- Record extracts -
BEGIN
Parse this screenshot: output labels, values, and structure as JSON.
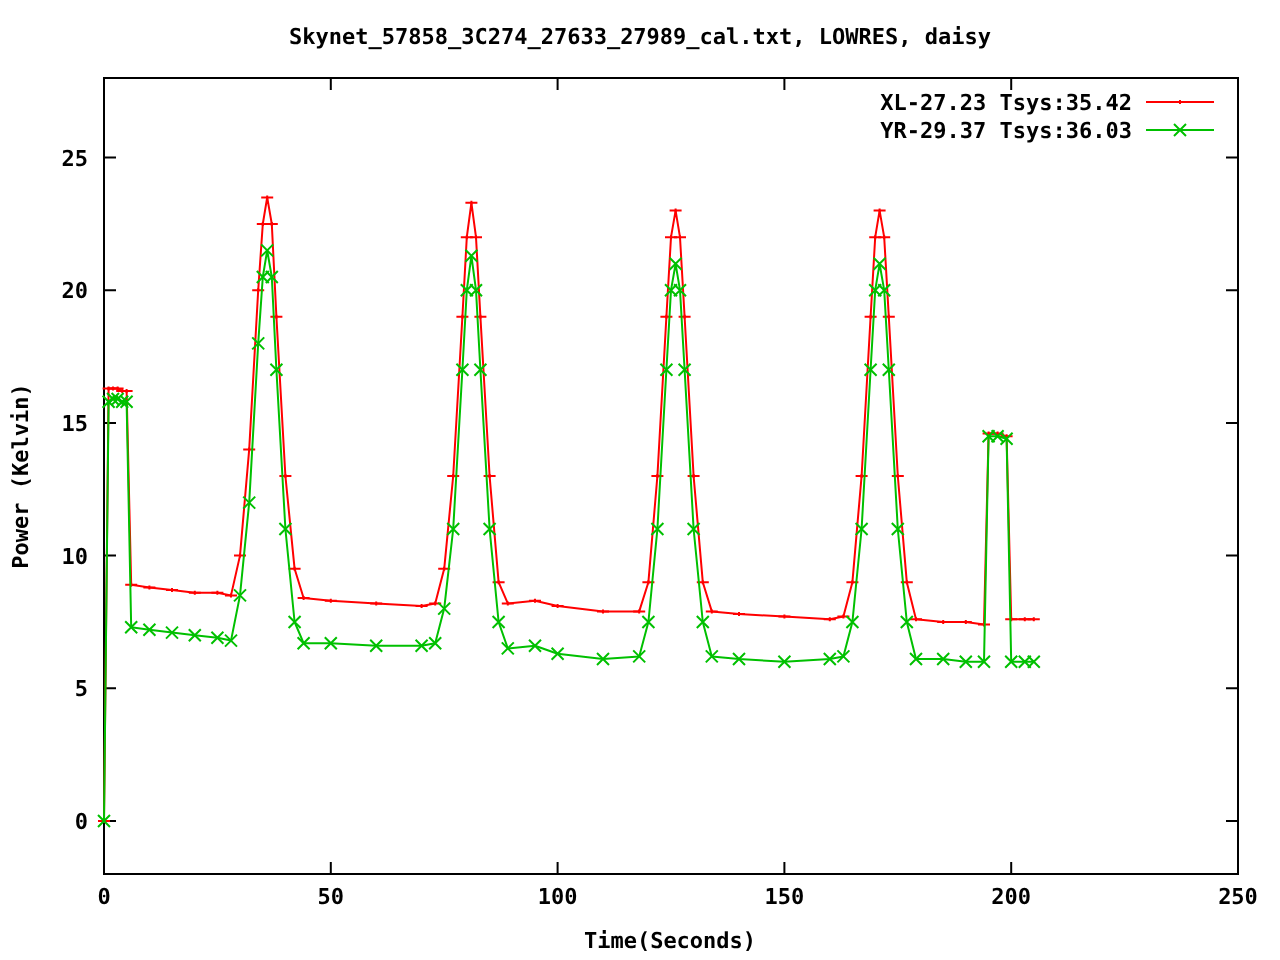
{
  "chart_data": {
    "type": "line",
    "title": "Skynet_57858_3C274_27633_27989_cal.txt, LOWRES, daisy",
    "xlabel": "Time(Seconds)",
    "ylabel": "Power (Kelvin)",
    "x": [
      0,
      1,
      2,
      3,
      4,
      5,
      6,
      10,
      15,
      20,
      25,
      28,
      30,
      32,
      34,
      35,
      36,
      37,
      38,
      40,
      42,
      44,
      50,
      60,
      70,
      73,
      75,
      77,
      79,
      80,
      81,
      82,
      83,
      85,
      87,
      89,
      95,
      100,
      110,
      118,
      120,
      122,
      124,
      125,
      126,
      127,
      128,
      130,
      132,
      134,
      140,
      150,
      160,
      163,
      165,
      167,
      169,
      170,
      171,
      172,
      173,
      175,
      177,
      179,
      185,
      190,
      194,
      195,
      197,
      199,
      200,
      203,
      205
    ],
    "series": [
      {
        "name": "XL-27.23 Tsys:35.42",
        "color": "#ff0000",
        "values": [
          0,
          16.3,
          16.3,
          16.3,
          16.2,
          16.2,
          8.9,
          8.8,
          8.7,
          8.6,
          8.6,
          8.5,
          10,
          14,
          20,
          22.5,
          23.5,
          22.5,
          19,
          13,
          9.5,
          8.4,
          8.3,
          8.2,
          8.1,
          8.2,
          9.5,
          13,
          19,
          22,
          23.3,
          22,
          19,
          13,
          9,
          8.2,
          8.3,
          8.1,
          7.9,
          7.9,
          9,
          13,
          19,
          22,
          23,
          22,
          19,
          13,
          9,
          7.9,
          7.8,
          7.7,
          7.6,
          7.7,
          9,
          13,
          19,
          22,
          23,
          22,
          19,
          13,
          9,
          7.6,
          7.5,
          7.5,
          7.4,
          14.6,
          14.6,
          14.5,
          7.6,
          7.6,
          7.6
        ]
      },
      {
        "name": "YR-29.37 Tsys:36.03",
        "color": "#00c000",
        "values": [
          0,
          15.8,
          15.9,
          15.9,
          15.8,
          15.8,
          7.3,
          7.2,
          7.1,
          7.0,
          6.9,
          6.8,
          8.5,
          12,
          18,
          20.5,
          21.5,
          20.5,
          17,
          11,
          7.5,
          6.7,
          6.7,
          6.6,
          6.6,
          6.7,
          8,
          11,
          17,
          20,
          21.3,
          20,
          17,
          11,
          7.5,
          6.5,
          6.6,
          6.3,
          6.1,
          6.2,
          7.5,
          11,
          17,
          20,
          21,
          20,
          17,
          11,
          7.5,
          6.2,
          6.1,
          6.0,
          6.1,
          6.2,
          7.5,
          11,
          17,
          20,
          21,
          20,
          17,
          11,
          7.5,
          6.1,
          6.1,
          6.0,
          6.0,
          14.5,
          14.5,
          14.4,
          6.0,
          6.0,
          6.0
        ]
      }
    ],
    "xlim": [
      0,
      250
    ],
    "ylim": [
      -2,
      28
    ],
    "xticks": [
      0,
      50,
      100,
      150,
      200,
      250
    ],
    "yticks": [
      0,
      5,
      10,
      15,
      20,
      25
    ],
    "legend": true
  }
}
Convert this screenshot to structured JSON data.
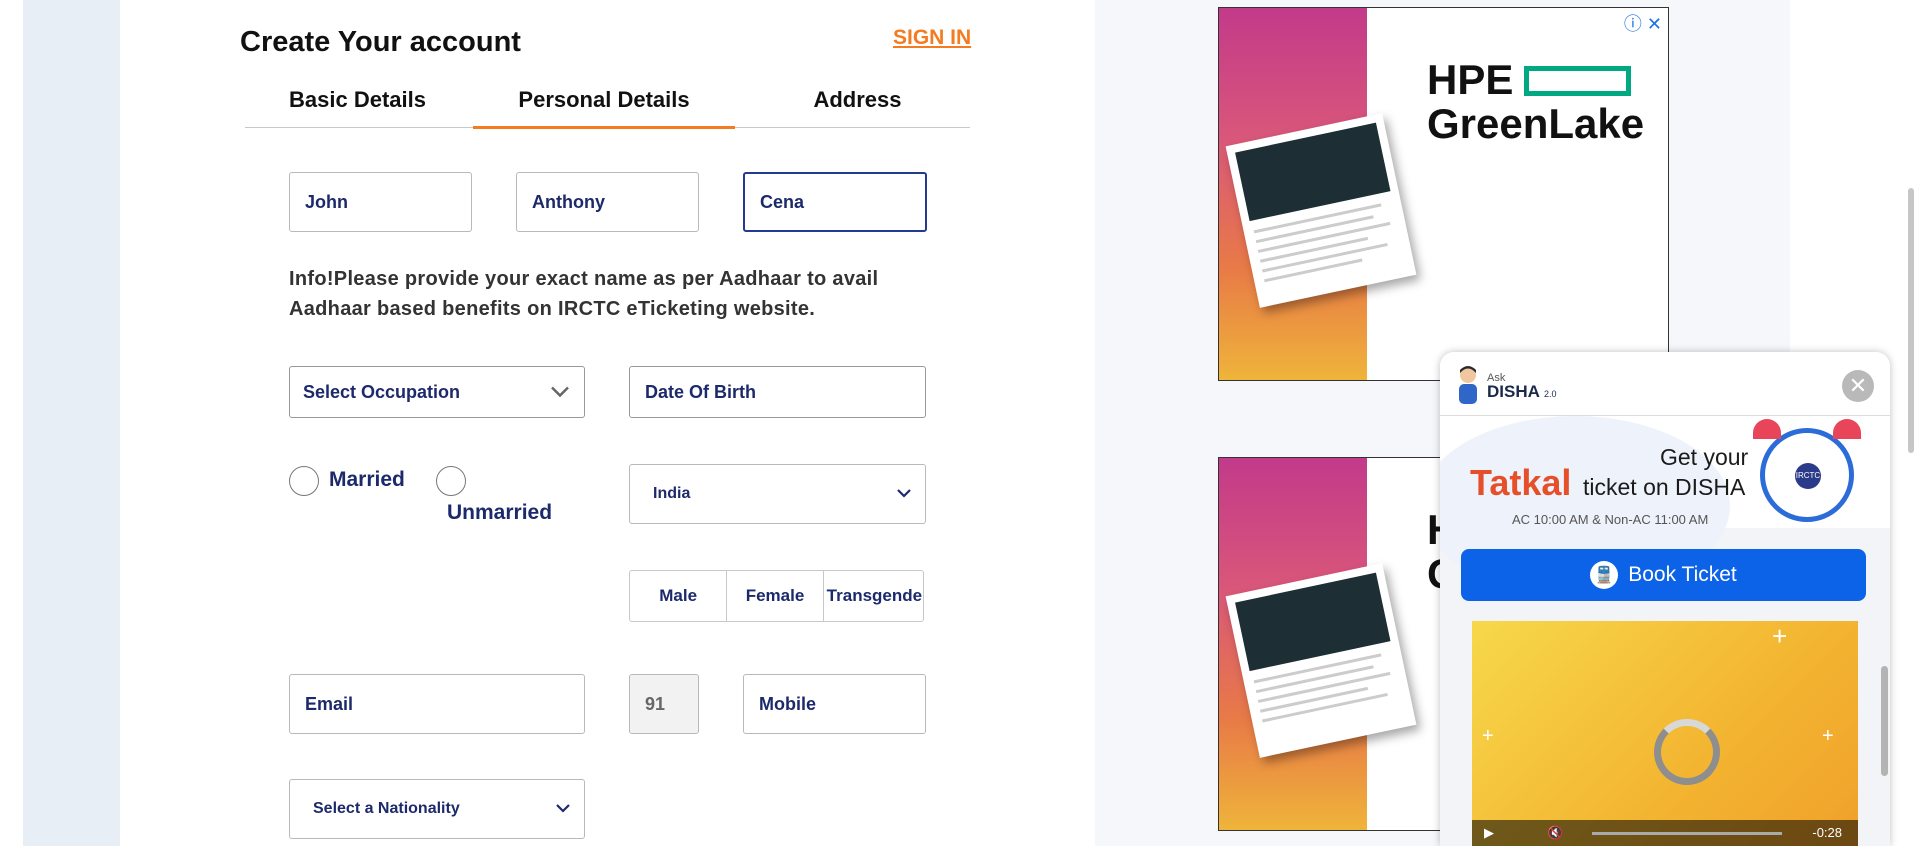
{
  "form": {
    "title": "Create Your account",
    "sign_in": "SIGN IN",
    "tabs": [
      {
        "label": "Basic Details"
      },
      {
        "label": "Personal Details",
        "active": true
      },
      {
        "label": "Address"
      }
    ],
    "first_name": "John",
    "middle_name": "Anthony",
    "last_name": "Cena",
    "info": "Info!Please provide your exact name as per Aadhaar to avail Aadhaar based benefits on IRCTC eTicketing website.",
    "occupation": "Select Occupation",
    "dob": "Date Of Birth",
    "married_label": "Married",
    "unmarried_label": "Unmarried",
    "country": "India",
    "gender": [
      "Male",
      "Female",
      "Transgender"
    ],
    "email": "Email",
    "country_code": "91",
    "mobile": "Mobile",
    "nationality": "Select a Nationality"
  },
  "ads": {
    "brand_line1": "HPE",
    "brand_line2": "GreenLake",
    "brand_color": "#01a982"
  },
  "disha": {
    "ask": "Ask",
    "name": "DISHA",
    "version": "2.0",
    "get_your": "Get your",
    "tatkal": "Tatkal",
    "ticket_on": "ticket on DISHA",
    "times": "AC 10:00 AM & Non-AC 11:00 AM",
    "book_ticket": "Book Ticket",
    "video_time": "-0:28",
    "accent": "#0d63e8"
  },
  "colors": {
    "accent": "#f47b20",
    "text_blue": "#1c2a6b"
  }
}
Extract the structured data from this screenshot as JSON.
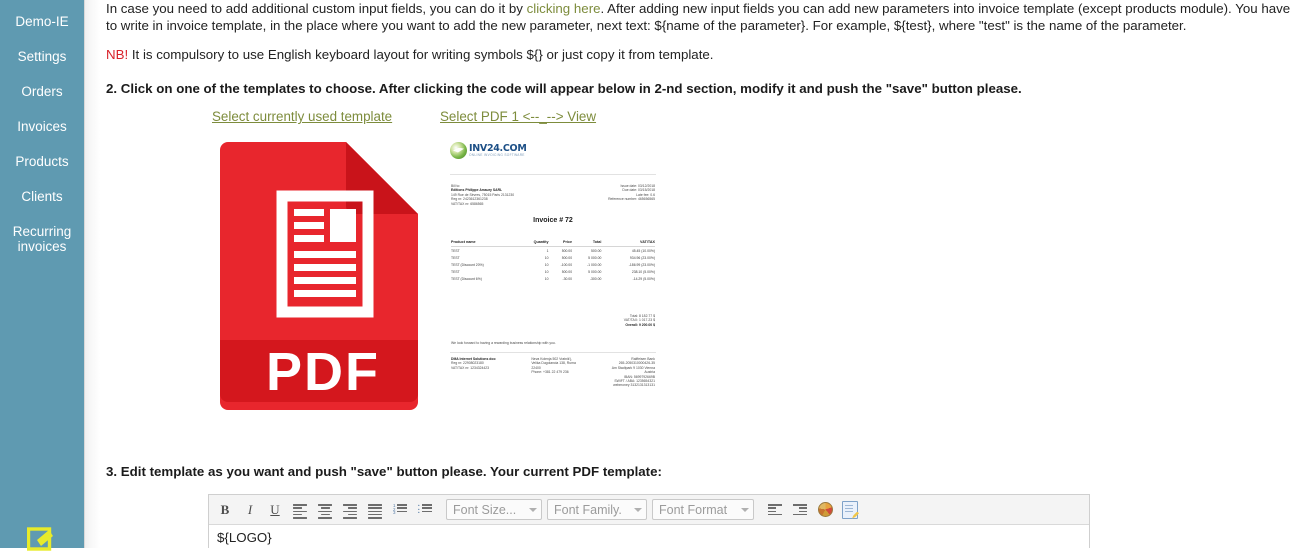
{
  "sidebar": {
    "items": [
      {
        "label": "Demo-IE",
        "name": "sidebar-item-demo-ie"
      },
      {
        "label": "Settings",
        "name": "sidebar-item-settings"
      },
      {
        "label": "Orders",
        "name": "sidebar-item-orders"
      },
      {
        "label": "Invoices",
        "name": "sidebar-item-invoices"
      },
      {
        "label": "Products",
        "name": "sidebar-item-products"
      },
      {
        "label": "Clients",
        "name": "sidebar-item-clients"
      },
      {
        "label": "Recurring invoices",
        "name": "sidebar-item-recurring-invoices"
      }
    ],
    "bottom_icon": "logout-icon"
  },
  "intro": {
    "part1": "In case you need to add additional custom input fields, you can do it by ",
    "link": "clicking here",
    "part2": ". After adding new input fields you can add new parameters into invoice template (except products module). You have to write in invoice template, in the place where you want to add the new parameter, next text: ${name of the parameter}. For example, ${test}, where \"test\" is the name of the parameter."
  },
  "nb": {
    "flag": "NB!",
    "text": " It is compulsory to use English keyboard layout for writing symbols ${} or just copy it from template."
  },
  "step2": {
    "heading": "2. Click on one of the templates to choose. After clicking the code will appear below in 2-nd section, modify it and push the \"save\" button please.",
    "label_current": "Select currently used template",
    "label_pdf1": "Select PDF 1 <--_--> View",
    "pdf_icon_text": "PDF"
  },
  "step3": {
    "heading": "3. Edit template as you want and push \"save\" button please. Your current PDF template:"
  },
  "editor": {
    "toolbar": {
      "bold": "B",
      "italic": "I",
      "underline": "U",
      "align_left": "align-left-icon",
      "align_center": "align-center-icon",
      "align_right": "align-right-icon",
      "align_justify": "align-justify-icon",
      "ordered_list": "ordered-list-icon",
      "unordered_list": "unordered-list-icon",
      "font_size": "Font Size...",
      "font_family": "Font Family.",
      "font_format": "Font Format",
      "outdent": "outdent-icon",
      "indent": "indent-icon",
      "color_palette": "color-palette-icon",
      "source_edit": "source-edit-icon"
    },
    "body_text": "${LOGO}"
  },
  "invoice_thumb": {
    "logo_text": "INV24.COM",
    "logo_sub": "ONLINE INVOICING SOFTWARE",
    "bill_to_label": "Bill to:",
    "bill_to": [
      "Editions Philippe Amaury SARL",
      "149 Rue de Sèvres, 75015 Paris 2131230",
      "Reg nr: 2423612361238",
      "VAT/TAX nr: 6586565"
    ],
    "meta": [
      "Issue date: 03/12/2018",
      "Due date: 03/15/2018",
      "Late fee: 0.6",
      "Reference number: 465656565"
    ],
    "title": "Invoice # 72",
    "columns": [
      "Product name",
      "Quantity",
      "Price",
      "Total",
      "VAT/TAX"
    ],
    "rows": [
      [
        "TEST",
        "1",
        "500.00",
        "500.00",
        "45.45 (10.00%)"
      ],
      [
        "TEST",
        "10",
        "500.00",
        "5 000.00",
        "934.96 (23.00%)"
      ],
      [
        "TEST (Discount 20%)",
        "10",
        "-100.00",
        "-1 000.00",
        "-186.99 (23.00%)"
      ],
      [
        "TEST",
        "10",
        "500.00",
        "5 000.00",
        "238.10 (5.00%)"
      ],
      [
        "TEST (Discount 6%)",
        "10",
        "-30.00",
        "-300.00",
        "-14.29 (5.00%)"
      ]
    ],
    "totals": [
      "Total: 8 182.77 $",
      "VAT/TAX: 1 017.23 $",
      "Overall: 9 200.00 $"
    ],
    "thanks": "We look forward to having a rewarding business relationship with you.",
    "footer_col1": [
      "DMA Internet Solutions doo",
      "Reg nr: 22908023180",
      "VAT/TAX nr: 1234324423"
    ],
    "footer_col2": [
      "Neva Kolenja 502 Vratnik'j,",
      "Velika Dugolancia 138, Ruma",
      "22400",
      "Phone: +381 22 479 236"
    ],
    "footer_col3": [
      "Raiffeisen Bank",
      "265-2050310000426-35",
      "Am Stadtpark 9 1030 Vienna",
      "Austria",
      "IBAN: 5699792669B",
      "SWIFT / ABA: 1235654321",
      "webmoney 3132131313131"
    ]
  },
  "colors": {
    "sidebar_bg": "#5f9ab1",
    "link_olive": "#7d8c3c",
    "alert_red": "#d8222a",
    "pdf_red": "#e21f26",
    "pdf_red_dark": "#c4161c"
  }
}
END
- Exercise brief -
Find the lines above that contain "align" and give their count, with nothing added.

- Task response -
4